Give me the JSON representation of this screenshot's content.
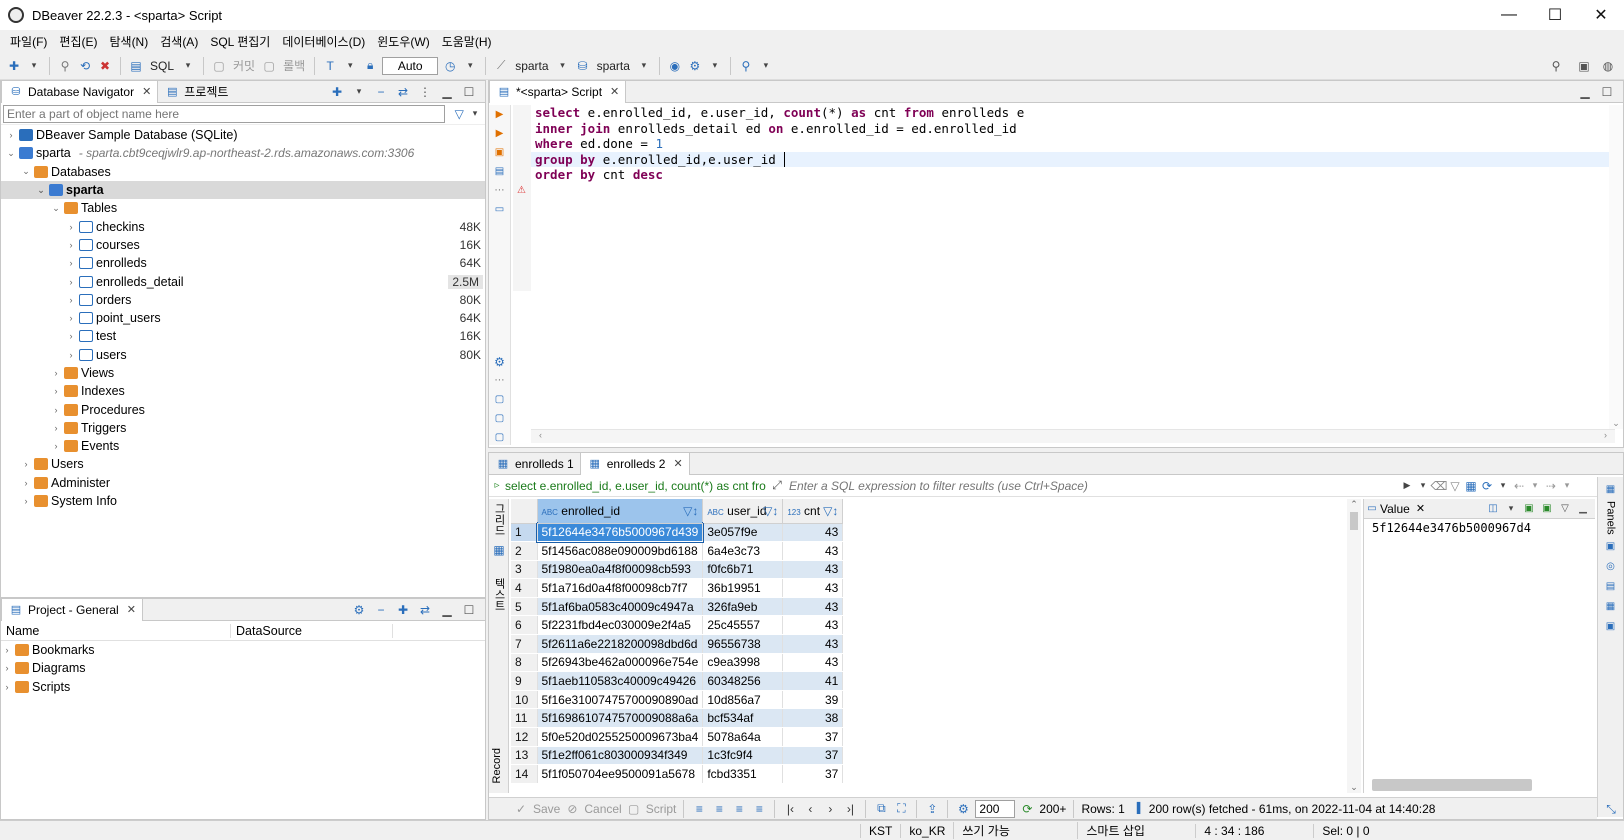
{
  "window": {
    "title": "DBeaver 22.2.3 - <sparta> Script",
    "minimize": "—",
    "maximize": "☐",
    "close": "✕"
  },
  "menu": [
    "파일(F)",
    "편집(E)",
    "탐색(N)",
    "검색(A)",
    "SQL 편집기",
    "데이터베이스(D)",
    "윈도우(W)",
    "도움말(H)"
  ],
  "toolbar": {
    "sql": "SQL",
    "commit": "커밋",
    "rollback": "롤백",
    "auto": "Auto",
    "datasource": "sparta",
    "schema": "sparta"
  },
  "navigator": {
    "tab1": "Database Navigator",
    "tab2": "프로젝트",
    "filter_placeholder": "Enter a part of object name here",
    "items": [
      {
        "label": "DBeaver Sample Database (SQLite)",
        "level": 0,
        "icon": "dbsample",
        "arrow": "›"
      },
      {
        "label": "sparta",
        "detail": "- sparta.cbt9ceqjwlr9.ap-northeast-2.rds.amazonaws.com:3306",
        "level": 0,
        "icon": "db",
        "arrow": "⌄"
      },
      {
        "label": "Databases",
        "level": 1,
        "icon": "folder",
        "arrow": "⌄"
      },
      {
        "label": "sparta",
        "level": 2,
        "icon": "db",
        "arrow": "⌄",
        "selected": true
      },
      {
        "label": "Tables",
        "level": 3,
        "icon": "folder",
        "arrow": "⌄"
      },
      {
        "label": "checkins",
        "level": 4,
        "icon": "table",
        "arrow": "›",
        "size": "48K"
      },
      {
        "label": "courses",
        "level": 4,
        "icon": "table",
        "arrow": "›",
        "size": "16K"
      },
      {
        "label": "enrolleds",
        "level": 4,
        "icon": "table",
        "arrow": "›",
        "size": "64K"
      },
      {
        "label": "enrolleds_detail",
        "level": 4,
        "icon": "table",
        "arrow": "›",
        "size": "2.5M"
      },
      {
        "label": "orders",
        "level": 4,
        "icon": "table",
        "arrow": "›",
        "size": "80K"
      },
      {
        "label": "point_users",
        "level": 4,
        "icon": "table",
        "arrow": "›",
        "size": "64K"
      },
      {
        "label": "test",
        "level": 4,
        "icon": "table",
        "arrow": "›",
        "size": "16K"
      },
      {
        "label": "users",
        "level": 4,
        "icon": "table",
        "arrow": "›",
        "size": "80K"
      },
      {
        "label": "Views",
        "level": 3,
        "icon": "folder",
        "arrow": "›"
      },
      {
        "label": "Indexes",
        "level": 3,
        "icon": "folder",
        "arrow": "›"
      },
      {
        "label": "Procedures",
        "level": 3,
        "icon": "folder",
        "arrow": "›"
      },
      {
        "label": "Triggers",
        "level": 3,
        "icon": "folder",
        "arrow": "›"
      },
      {
        "label": "Events",
        "level": 3,
        "icon": "folder",
        "arrow": "›"
      },
      {
        "label": "Users",
        "level": 1,
        "icon": "folder",
        "arrow": "›"
      },
      {
        "label": "Administer",
        "level": 1,
        "icon": "folder",
        "arrow": "›"
      },
      {
        "label": "System Info",
        "level": 1,
        "icon": "folder",
        "arrow": "›"
      }
    ]
  },
  "project": {
    "tab": "Project - General",
    "col_name": "Name",
    "col_datasource": "DataSource",
    "items": [
      "Bookmarks",
      "Diagrams",
      "Scripts"
    ]
  },
  "editor": {
    "tab": "*<sparta> Script",
    "lines": [
      [
        {
          "t": "select",
          "k": 1
        },
        {
          "t": " e.enrolled_id, e.user_id, "
        },
        {
          "t": "count",
          "k": 1
        },
        {
          "t": "(*) "
        },
        {
          "t": "as",
          "k": 1
        },
        {
          "t": " cnt "
        },
        {
          "t": "from",
          "k": 1
        },
        {
          "t": " enrolleds e"
        }
      ],
      [
        {
          "t": "inner join",
          "k": 1
        },
        {
          "t": " enrolleds_detail ed "
        },
        {
          "t": "on",
          "k": 1
        },
        {
          "t": " e.enrolled_id = ed.enrolled_id"
        }
      ],
      [
        {
          "t": "where",
          "k": 1
        },
        {
          "t": " ed.done = "
        },
        {
          "t": "1",
          "n": 1
        }
      ],
      [
        {
          "t": "group by",
          "k": 1
        },
        {
          "t": " e.enrolled_id,e.user_id "
        }
      ],
      [
        {
          "t": "order by",
          "k": 1
        },
        {
          "t": " cnt "
        },
        {
          "t": "desc",
          "k": 1
        }
      ]
    ]
  },
  "results": {
    "tab1": "enrolleds 1",
    "tab2": "enrolleds 2",
    "query_preview": "select e.enrolled_id, e.user_id, count(*) as cnt fro",
    "filter_placeholder": "Enter a SQL expression to filter results (use Ctrl+Space)",
    "side_tabs": [
      "그리드",
      "텍스트",
      "Record"
    ],
    "columns": [
      "enrolled_id",
      "user_id",
      "cnt"
    ],
    "col_types": [
      "ABC",
      "ABC",
      "123"
    ],
    "rows": [
      [
        "1",
        "5f12644e3476b5000967d439",
        "3e057f9e",
        "43"
      ],
      [
        "2",
        "5f1456ac088e090009bd6188",
        "6a4e3c73",
        "43"
      ],
      [
        "3",
        "5f1980ea0a4f8f00098cb593",
        "f0fc6b71",
        "43"
      ],
      [
        "4",
        "5f1a716d0a4f8f00098cb7f7",
        "36b19951",
        "43"
      ],
      [
        "5",
        "5f1af6ba0583c40009c4947a",
        "326fa9eb",
        "43"
      ],
      [
        "6",
        "5f2231fbd4ec030009e2f4a5",
        "25c45557",
        "43"
      ],
      [
        "7",
        "5f2611a6e2218200098dbd6d",
        "96556738",
        "43"
      ],
      [
        "8",
        "5f26943be462a000096e754e",
        "c9ea3998",
        "43"
      ],
      [
        "9",
        "5f1aeb110583c40009c49426",
        "60348256",
        "41"
      ],
      [
        "10",
        "5f16e31007475700090890ad",
        "10d856a7",
        "39"
      ],
      [
        "11",
        "5f1698610747570009088a6a",
        "bcf534af",
        "38"
      ],
      [
        "12",
        "5f0e520d0255250009673ba4",
        "5078a64a",
        "37"
      ],
      [
        "13",
        "5f1e2ff061c803000934f349",
        "1c3fc9f4",
        "37"
      ],
      [
        "14",
        "5f1f050704ee9500091a5678",
        "fcbd3351",
        "37"
      ]
    ],
    "value_panel": {
      "title": "Value",
      "value": "5f12644e3476b5000967d4"
    },
    "panels_label": "Panels",
    "bottom": {
      "save": "Save",
      "cancel": "Cancel",
      "script": "Script",
      "fetch_size": "200",
      "fetch_more": "200+",
      "rows": "Rows: 1",
      "fetched": "200 row(s) fetched - 61ms, on 2022-11-04 at 14:40:28"
    }
  },
  "status": {
    "tz": "KST",
    "locale": "ko_KR",
    "mode": "쓰기 가능",
    "insert": "스마트 삽입",
    "pos": "4 : 34 : 186",
    "sel": "Sel: 0 | 0"
  },
  "colors": {
    "selection": "#d9e8f7",
    "cell_selected": "#3b8ad9",
    "keyword": "#7f0055"
  }
}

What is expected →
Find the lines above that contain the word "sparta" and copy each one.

Response below →
    "title": "DBeaver 22.2.3 - <sparta> Script",
    "datasource": "sparta",
    "schema": "sparta"
        "label": "sparta",
        "detail": "- sparta.cbt9ceqjwlr9.ap-northeast-2.rds.amazonaws.com:3306",
        "label": "sparta",
    "tab": "*<sparta> Script",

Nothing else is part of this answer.